‘Immigration is a privilege, not a right,’ Trump tells Merkel in first meeting
US President Donald Trump and German Chancellor Angela Merkel have met for the first time in Trump’s time in office, discussing many issues on which the two have disagreed in the past, including immigration, defense spending and free trade.
“Our two nations share much in common, including a desire for security, prosperity and peace,” Trump said. He praised Germany’s training of an industrial workforce, including “harnessing the full potential of women,” as an example the US can look to as it seeks to rebuild its industrial base.
On NATO, which Trump has heavily criticized because he feels that other members “don’t pay their fair share,” the president extended an olive branch, but repeated his demands for other countries to step up.
“I reiterated to Chancellor Merkel my strong support for NATO as well as need for our NATO allies to pay their fair share for the cost of defense,” Trump said. “Many nations owe vast sums of money from the past years, and it’s very unfair to the US.”
He also thanked Merkel for her commitment to increasing defense spending, as well as for her leadership in supporting NATO in Afghanistan, at the cost of the lives of more than 50 German soldiers, and as member of anti-ISIS coalition.
“I thanked her for leadership, along with the French president, in resolving the conflict in Ukraine, where we ideally seek a peaceful solution,” Trump said.
Pivoting to immigration, a topic on which the two leaders have vastly different views, Trump said the focus must be on national security.
“Immigration is a privilege, not a right, and the safety of our citizens must always come first,” he said, adding that the US will respect historic institutions and the “right of free people to manage their own destiny.”
Our alliance is a “foundation of a very hopeful future,” he said.
Merkel reiterated the points of agreement with Trump, including saying that Germany also needs to increase military spending as the country continues to work in Afghanistan, Syria and Libya.
“We had a very good first exchange of views,” she said.
She praised Trump for the US commitment to the Minsk process on Ukraine. “There has to be a safe and secure solution for Ukraine, but relationship with Russia has to improve as well,” she added.

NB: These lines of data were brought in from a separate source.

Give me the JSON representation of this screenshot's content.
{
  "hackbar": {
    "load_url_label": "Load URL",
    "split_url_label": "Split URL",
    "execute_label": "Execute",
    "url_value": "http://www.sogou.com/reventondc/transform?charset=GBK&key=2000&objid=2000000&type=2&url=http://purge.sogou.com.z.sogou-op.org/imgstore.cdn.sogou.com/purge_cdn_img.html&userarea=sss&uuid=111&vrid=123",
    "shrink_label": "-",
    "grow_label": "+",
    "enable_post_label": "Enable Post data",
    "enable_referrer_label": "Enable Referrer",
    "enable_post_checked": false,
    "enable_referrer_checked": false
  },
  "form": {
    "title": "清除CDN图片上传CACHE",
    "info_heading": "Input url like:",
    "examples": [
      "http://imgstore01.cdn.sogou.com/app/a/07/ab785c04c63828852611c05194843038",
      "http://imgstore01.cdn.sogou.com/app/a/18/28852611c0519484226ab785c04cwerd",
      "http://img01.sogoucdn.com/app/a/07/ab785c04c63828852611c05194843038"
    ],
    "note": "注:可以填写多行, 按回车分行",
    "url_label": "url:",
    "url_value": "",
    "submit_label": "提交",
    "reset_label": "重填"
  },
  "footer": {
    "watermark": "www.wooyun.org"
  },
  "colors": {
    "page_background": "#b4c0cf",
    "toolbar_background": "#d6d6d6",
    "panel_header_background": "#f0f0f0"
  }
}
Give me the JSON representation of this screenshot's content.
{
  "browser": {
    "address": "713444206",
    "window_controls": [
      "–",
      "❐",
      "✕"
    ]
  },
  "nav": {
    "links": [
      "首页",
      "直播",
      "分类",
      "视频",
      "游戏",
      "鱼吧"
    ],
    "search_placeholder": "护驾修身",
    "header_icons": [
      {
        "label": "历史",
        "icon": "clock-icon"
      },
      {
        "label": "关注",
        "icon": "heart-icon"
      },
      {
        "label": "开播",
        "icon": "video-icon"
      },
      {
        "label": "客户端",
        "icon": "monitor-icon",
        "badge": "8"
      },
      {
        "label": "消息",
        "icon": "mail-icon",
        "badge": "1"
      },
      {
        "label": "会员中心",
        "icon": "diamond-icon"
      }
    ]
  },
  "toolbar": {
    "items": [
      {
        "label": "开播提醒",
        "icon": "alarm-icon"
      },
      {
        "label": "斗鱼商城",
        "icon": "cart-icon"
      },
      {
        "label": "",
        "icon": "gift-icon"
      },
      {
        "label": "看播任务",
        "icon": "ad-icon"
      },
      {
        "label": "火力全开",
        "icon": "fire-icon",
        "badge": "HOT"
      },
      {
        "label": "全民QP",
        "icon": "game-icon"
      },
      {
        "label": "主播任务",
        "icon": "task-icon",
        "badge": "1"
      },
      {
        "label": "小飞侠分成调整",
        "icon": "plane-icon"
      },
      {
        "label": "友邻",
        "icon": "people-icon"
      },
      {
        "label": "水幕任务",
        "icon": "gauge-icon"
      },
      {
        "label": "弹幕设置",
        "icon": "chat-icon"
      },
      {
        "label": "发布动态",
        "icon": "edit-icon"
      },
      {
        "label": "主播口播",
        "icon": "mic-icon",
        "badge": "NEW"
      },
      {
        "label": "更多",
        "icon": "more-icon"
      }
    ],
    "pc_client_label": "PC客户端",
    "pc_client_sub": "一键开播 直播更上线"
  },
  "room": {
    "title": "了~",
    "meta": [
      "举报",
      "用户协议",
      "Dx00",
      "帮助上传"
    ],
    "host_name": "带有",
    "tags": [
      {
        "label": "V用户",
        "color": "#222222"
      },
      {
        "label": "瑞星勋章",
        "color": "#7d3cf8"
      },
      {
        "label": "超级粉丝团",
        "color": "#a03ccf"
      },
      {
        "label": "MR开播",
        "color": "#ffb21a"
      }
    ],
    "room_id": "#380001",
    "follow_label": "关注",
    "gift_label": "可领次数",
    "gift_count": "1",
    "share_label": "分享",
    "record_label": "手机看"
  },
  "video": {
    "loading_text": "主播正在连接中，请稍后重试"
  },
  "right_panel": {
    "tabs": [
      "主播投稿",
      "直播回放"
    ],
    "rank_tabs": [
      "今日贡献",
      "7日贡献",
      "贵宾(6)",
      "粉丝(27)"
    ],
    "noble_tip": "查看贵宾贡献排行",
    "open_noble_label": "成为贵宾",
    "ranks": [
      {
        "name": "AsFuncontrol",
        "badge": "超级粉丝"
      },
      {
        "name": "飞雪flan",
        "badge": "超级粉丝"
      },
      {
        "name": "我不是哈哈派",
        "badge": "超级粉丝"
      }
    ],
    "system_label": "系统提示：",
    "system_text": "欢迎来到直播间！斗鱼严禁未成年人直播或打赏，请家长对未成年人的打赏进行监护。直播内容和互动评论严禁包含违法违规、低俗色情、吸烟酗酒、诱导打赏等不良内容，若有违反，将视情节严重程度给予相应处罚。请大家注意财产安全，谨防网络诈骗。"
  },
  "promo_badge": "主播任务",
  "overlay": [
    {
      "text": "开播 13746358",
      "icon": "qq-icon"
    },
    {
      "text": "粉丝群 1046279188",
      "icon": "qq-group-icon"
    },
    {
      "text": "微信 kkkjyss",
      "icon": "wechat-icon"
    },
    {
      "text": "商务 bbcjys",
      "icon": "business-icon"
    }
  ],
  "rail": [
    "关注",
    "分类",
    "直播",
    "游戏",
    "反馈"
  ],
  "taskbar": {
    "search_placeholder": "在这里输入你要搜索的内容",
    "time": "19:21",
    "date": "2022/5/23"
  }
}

Merkel agreed with Trump that “trade has to be fairer, has to be a win-win situation,” adding that “globalization ought to be shaped in an open-minded way, but also in a fair way.” For his part, the US president stressed that he doesn’t “believe in isolationist policy,” but rather wants free trade as long as it is also fair to the US.
At the same time, Merkel called on the US to “come back to the table and continue [TTIP] talks,” referring to the Transatlantic Trade and Investment Partnership, which is among the free-trade deals that Trump wants to get away from in favor of bilateral agreements.
Merkel argued that the TTIP is, in fact, a bilateral deal because it is only between the US and the European Union. “A free trade agreement with the US has not always been popular in Germany either,” she added.
During the question-and-answer period, Trump discussed the GOP’s American Health Care Act to replace Obamacare. He promised that any Republican lawmakers who had previously opposed the bill for not being conservative enough had come around and would vote for the bill.
He also answered questions about his proposed budget, which calls for a $54 billion increase in defense spending, saying that the military “will be stronger than ever before, and hopefully we won’t have to use it.”
When asked if he regrets any of his tweets, Trump replied: “Very seldom,” adding that social media allows him to get around the news media when they don’t tell the truth about him. He also joked with Merkel, the target of NSA spying under the Obama administration, saying: “As far as wiretapping by the past administration, at least we have something in common, perhaps.”
Trump has repeatedly stood by his accusations that his predecessor wiretapped and otherwise surveilled Trump Tower in New York ahead of the 2016 presidential election. A bipartisan group of lawmakers investigating any wrongdoing by the Obama administration when it comes to spying on Trump have disputed these claims, saying there is no evidence.